Sunrun is a provider of residential solar electricity and purports to operate the "second largest fleet of residential solar energy systems" in the United States.
On or about March 27, 2015, Sunrun filed with the SEC its registration statement on Form S-l (Registration No. 333- 205217), which was amended and later declared effective by the SEC (the "Registration Statement"). Meanwhile, lawmakers in the Nevada Legislature rejected a call by rooftop solar companies, including Sunrun, to increase the cap on the number of consumers who can participate in net metering solar programs from 3% to a higher level. On August 5, 2015, Sunrun sold 17.9 million shares at $14.00 per share as part of its IPO.

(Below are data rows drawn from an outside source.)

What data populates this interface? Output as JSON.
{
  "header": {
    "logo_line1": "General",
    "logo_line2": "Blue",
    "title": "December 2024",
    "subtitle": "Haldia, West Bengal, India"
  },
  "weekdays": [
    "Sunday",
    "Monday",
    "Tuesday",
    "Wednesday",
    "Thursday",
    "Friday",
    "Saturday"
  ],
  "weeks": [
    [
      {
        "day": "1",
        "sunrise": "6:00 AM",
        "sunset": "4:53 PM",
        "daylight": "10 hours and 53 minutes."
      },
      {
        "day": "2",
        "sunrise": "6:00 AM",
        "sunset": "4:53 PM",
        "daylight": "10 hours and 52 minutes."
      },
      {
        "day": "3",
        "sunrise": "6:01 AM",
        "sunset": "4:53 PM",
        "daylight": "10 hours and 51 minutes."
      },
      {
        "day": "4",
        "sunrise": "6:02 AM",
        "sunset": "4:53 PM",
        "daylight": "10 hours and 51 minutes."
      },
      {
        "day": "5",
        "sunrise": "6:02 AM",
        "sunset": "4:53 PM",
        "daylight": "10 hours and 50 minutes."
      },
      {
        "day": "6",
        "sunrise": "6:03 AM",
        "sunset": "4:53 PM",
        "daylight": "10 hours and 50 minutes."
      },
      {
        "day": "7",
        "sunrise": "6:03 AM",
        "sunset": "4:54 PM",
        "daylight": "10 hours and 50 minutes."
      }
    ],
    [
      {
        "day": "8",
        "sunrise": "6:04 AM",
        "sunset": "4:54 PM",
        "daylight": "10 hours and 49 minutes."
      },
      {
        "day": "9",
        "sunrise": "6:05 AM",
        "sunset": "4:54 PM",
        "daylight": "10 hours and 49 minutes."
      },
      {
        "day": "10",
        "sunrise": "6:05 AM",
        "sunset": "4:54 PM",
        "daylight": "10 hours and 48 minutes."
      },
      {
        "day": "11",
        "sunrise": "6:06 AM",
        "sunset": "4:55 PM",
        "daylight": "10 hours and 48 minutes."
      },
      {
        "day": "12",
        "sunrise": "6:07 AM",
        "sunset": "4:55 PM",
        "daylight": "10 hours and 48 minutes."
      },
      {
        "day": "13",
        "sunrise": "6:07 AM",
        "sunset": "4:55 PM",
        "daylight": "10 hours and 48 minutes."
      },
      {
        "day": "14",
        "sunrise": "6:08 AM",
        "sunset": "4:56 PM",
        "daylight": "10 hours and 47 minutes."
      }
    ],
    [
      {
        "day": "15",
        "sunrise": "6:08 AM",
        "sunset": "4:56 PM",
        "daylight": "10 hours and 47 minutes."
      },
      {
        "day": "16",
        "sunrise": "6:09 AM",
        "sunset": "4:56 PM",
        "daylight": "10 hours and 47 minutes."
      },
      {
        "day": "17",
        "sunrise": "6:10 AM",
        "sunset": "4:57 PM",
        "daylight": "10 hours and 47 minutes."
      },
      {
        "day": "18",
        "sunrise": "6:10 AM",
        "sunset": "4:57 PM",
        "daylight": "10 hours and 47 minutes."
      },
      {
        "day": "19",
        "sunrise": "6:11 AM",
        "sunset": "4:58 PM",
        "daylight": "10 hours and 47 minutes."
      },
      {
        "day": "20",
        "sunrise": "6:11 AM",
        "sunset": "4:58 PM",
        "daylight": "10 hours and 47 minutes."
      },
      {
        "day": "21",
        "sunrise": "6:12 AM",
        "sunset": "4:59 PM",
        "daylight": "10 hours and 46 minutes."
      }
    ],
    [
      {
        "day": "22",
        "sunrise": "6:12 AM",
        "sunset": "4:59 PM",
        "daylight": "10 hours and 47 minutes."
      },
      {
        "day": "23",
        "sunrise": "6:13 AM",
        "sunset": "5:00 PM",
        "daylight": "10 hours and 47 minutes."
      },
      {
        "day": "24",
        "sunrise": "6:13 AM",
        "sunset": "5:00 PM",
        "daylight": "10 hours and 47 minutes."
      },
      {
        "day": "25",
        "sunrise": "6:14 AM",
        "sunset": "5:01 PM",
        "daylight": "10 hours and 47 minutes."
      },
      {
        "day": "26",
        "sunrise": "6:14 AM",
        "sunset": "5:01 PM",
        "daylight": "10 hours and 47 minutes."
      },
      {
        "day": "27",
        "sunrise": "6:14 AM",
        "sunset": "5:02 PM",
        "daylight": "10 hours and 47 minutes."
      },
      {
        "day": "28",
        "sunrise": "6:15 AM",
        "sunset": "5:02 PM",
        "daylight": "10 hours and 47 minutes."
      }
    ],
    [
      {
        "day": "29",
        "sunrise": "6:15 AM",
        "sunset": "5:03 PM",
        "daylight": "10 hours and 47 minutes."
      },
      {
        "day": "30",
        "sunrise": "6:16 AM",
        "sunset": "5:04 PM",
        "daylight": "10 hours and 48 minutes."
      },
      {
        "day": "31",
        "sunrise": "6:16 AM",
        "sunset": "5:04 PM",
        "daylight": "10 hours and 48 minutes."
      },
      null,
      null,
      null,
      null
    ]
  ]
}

The complaint alleges that throughout the Class Period, Defendants made false and/or misleading statements, as well as failed to disclose material adverse facts about Sunrun's business, operations, and prospects. Specifically, Defendants made false and/or misleading statements and/or failed to disclose that: (a) Sunrun's actual historical operating costs were being understated by not identifying and disclosing the fixed grid costs being borne for it by public utilities where net metering programs were being employed; (b) Sunrun had been charging well above wholesale rates for the electricity it was selling to its net metering customers; (c) contrary to having listed customers dispersed across 15 states and the District of Columbia in its Registration Statement, Sunrun had a substantial 20% customer concentration in Nevada alone; (d) Sunrun's ability to continue to convince customers to sign 20-year contracts—which lowers the fixed costs for installing solar systems on those customers' houses—was in jeopardy due to the ongoing regulatory review of net metering programs in 20 of the 40 states that then permitted net metering; (e) because Sunrun was employing an unreasonably low discount rate of 6% in calculating the value of it retained assets, it was overstating their value; and (f) as a result of the foregoing, at the time of the IPO, the Company's business and financial prospects were not what defendants had led the market to believe they were in the Registration Statement.
In the eight months since the IPO, as the market learned that Sunrun relied on complex debt arrangements to fund its growth and could not sustain the revenues the Company forecast leading up to the IPO, Sunrun stock fell as low as $4.86 per share, and closed at $7.50 per share on May 6, 2016.